_TASK DATA_:
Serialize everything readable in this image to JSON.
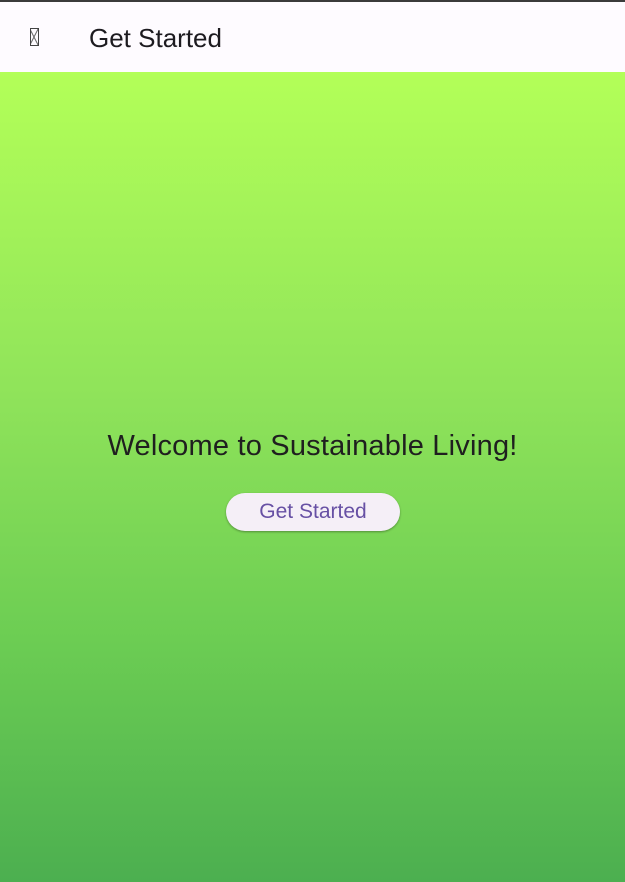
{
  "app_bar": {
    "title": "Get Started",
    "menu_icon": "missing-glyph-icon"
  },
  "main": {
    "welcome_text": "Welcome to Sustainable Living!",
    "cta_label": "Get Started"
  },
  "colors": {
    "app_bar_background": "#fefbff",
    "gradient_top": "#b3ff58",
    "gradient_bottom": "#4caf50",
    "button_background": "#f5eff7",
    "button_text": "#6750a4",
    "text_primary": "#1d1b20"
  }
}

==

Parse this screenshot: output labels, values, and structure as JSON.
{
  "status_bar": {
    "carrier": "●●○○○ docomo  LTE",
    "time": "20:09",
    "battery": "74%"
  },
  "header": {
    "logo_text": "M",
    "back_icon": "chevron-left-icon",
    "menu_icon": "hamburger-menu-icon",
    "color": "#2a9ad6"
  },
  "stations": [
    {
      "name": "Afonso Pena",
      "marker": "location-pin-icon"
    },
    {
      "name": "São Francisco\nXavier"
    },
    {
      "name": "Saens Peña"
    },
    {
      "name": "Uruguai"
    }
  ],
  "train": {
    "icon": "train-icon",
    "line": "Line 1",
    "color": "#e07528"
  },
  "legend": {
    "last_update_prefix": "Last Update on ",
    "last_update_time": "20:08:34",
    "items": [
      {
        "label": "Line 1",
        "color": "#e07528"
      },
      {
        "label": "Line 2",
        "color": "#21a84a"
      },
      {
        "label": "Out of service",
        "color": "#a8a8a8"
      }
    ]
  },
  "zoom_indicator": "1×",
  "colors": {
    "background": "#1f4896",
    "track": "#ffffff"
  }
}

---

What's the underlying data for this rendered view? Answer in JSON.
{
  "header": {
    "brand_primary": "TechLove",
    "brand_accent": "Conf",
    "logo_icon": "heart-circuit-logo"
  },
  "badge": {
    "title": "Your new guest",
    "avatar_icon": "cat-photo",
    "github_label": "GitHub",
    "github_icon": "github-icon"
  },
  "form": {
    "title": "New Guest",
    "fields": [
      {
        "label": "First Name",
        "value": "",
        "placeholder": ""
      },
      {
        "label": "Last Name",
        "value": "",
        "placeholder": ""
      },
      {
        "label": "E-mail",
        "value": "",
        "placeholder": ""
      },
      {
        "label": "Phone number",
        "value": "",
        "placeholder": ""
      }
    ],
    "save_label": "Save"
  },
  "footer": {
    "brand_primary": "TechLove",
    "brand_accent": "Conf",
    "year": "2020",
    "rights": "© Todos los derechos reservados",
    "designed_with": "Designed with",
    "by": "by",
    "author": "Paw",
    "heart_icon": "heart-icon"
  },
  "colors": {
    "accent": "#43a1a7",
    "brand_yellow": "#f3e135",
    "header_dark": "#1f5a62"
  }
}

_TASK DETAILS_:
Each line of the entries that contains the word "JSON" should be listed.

_TASK OUTPUT_:
Serialize everything readable in this image to JSON.
Parse this screenshot: output labels, values, and structure as JSON.
What's the underlying data for this rendered view? Answer in JSON.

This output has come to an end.